The book describes Soar, a general cognitive architecture that integrates knowledge-intensive reasoning, reactive execution, hierarchical reasoning, planning, and learning from experience, with the goal of creating a general computational system that has the same cognitive abilities as humans. In contrast, most AI systems are designed to solve only one type of problem, such as playing chess, searching the Internet, or scheduling aircraft departures. Soar is both a software system for agent development and a theory of what computational structures are necessary to support human-level agents.

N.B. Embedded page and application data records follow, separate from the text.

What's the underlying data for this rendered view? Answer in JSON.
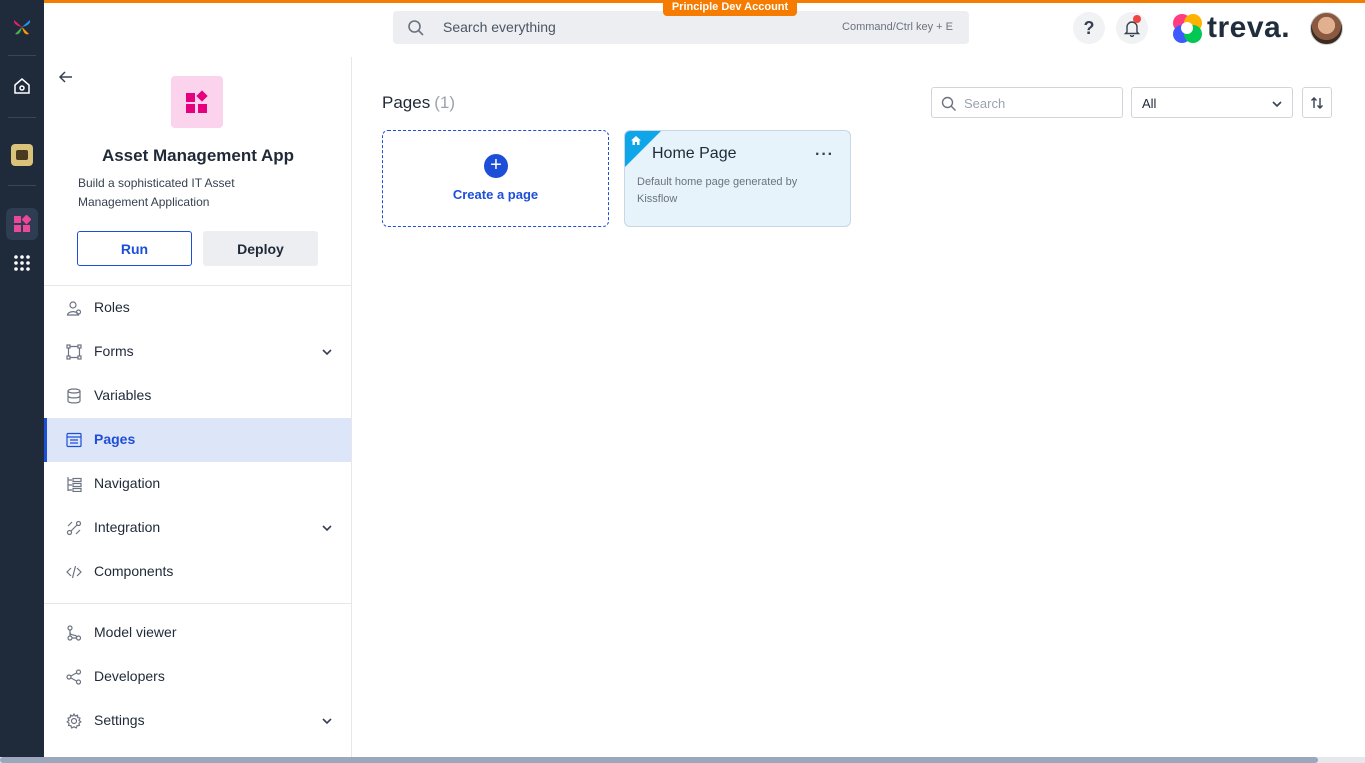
{
  "banner": "Principle Dev Account",
  "global_search": {
    "placeholder": "Search everything",
    "hint": "Command/Ctrl key + E"
  },
  "brand": {
    "wordmark": "treva."
  },
  "rail": {
    "icons": [
      "kissflow-logo-icon",
      "home-icon",
      "workspace-avatar-icon",
      "apps-icon",
      "grid-menu-icon"
    ]
  },
  "app": {
    "title": "Asset Management App",
    "description": "Build a sophisticated IT Asset Management Application",
    "run_label": "Run",
    "deploy_label": "Deploy"
  },
  "nav": {
    "items": [
      {
        "label": "Roles",
        "icon": "roles-icon"
      },
      {
        "label": "Forms",
        "icon": "forms-icon",
        "expandable": true
      },
      {
        "label": "Variables",
        "icon": "database-icon"
      },
      {
        "label": "Pages",
        "icon": "pages-icon",
        "active": true
      },
      {
        "label": "Navigation",
        "icon": "navigation-icon"
      },
      {
        "label": "Integration",
        "icon": "integration-icon",
        "expandable": true
      },
      {
        "label": "Components",
        "icon": "code-icon"
      }
    ],
    "bottom_items": [
      {
        "label": "Model viewer",
        "icon": "model-viewer-icon"
      },
      {
        "label": "Developers",
        "icon": "share-icon"
      },
      {
        "label": "Settings",
        "icon": "gear-icon",
        "expandable": true
      }
    ]
  },
  "pages": {
    "title": "Pages",
    "count": "(1)",
    "search_placeholder": "Search",
    "filter_value": "All",
    "create_label": "Create a page",
    "cards": [
      {
        "title": "Home Page",
        "description": "Default home page generated by Kissflow",
        "more": "···"
      }
    ]
  },
  "colors": {
    "accent": "#1d4ed8",
    "rail": "#1f2a3a",
    "banner": "#f57c00",
    "active_nav": "#dde6f8"
  }
}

The book offers the definitive presentation of Soar from theoretical and practical perspectives, providing comprehensive descriptions of fundamental aspects and new components. The current version of Soar features major extensions, adding reinforcement learning, semantic memory, episodic memory, mental imagery, and an appraisal-based model of emotion. The book describes details of Soar's component memories and processes and offers demonstrations of individual components, components working in combination, and real-world applications. Beyond these functional considerations, the book also proposes requirements for general cognitive architectures and explicitly evaluates how well Soar meets those requirements.
Prof. Laird's major research interest is in creating human-level artificial intelligent entities, with an emphasis on the underlying cognitive architecture. Since 1981, his work has centered on the development and use of the Soar cognitive architecture. He is working to extend Soar to include reinforcement learning, episodic memory, semantic memory, clustering, mental imagery, and emotion-inspired processing.

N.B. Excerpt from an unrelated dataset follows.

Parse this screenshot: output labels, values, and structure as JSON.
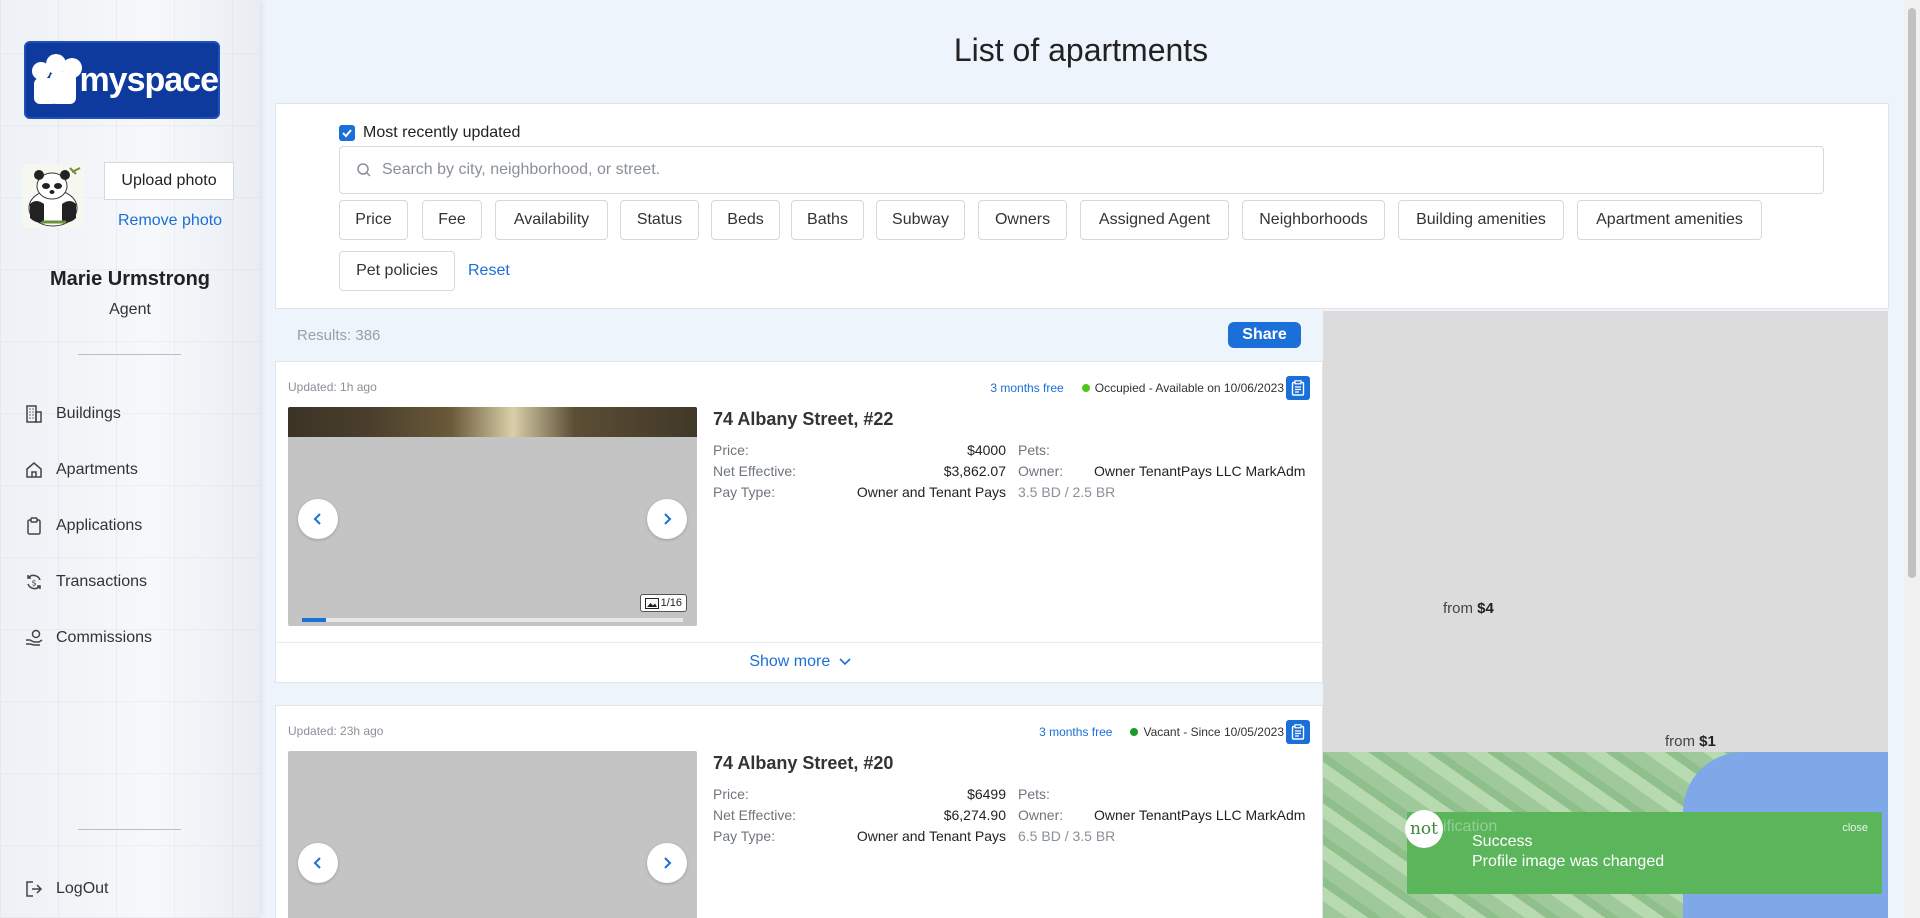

Prof. Laird is a member of the Artificial Intelligence Laboratory in the U-M EECS Department. He holds a B.S. from the University of Michigan and a Ph.D. in Computer Science from Carnegie Mellon University, and joined the Michigan faculty in 1986. He is a founder of Soar Technology, an Ann Arbor company specializing in the creation of autonomous AI entities. He is a Fellow of AAAI, ACM, the Cognitive Science Society, and AAAS.
Posted: April 19, 2012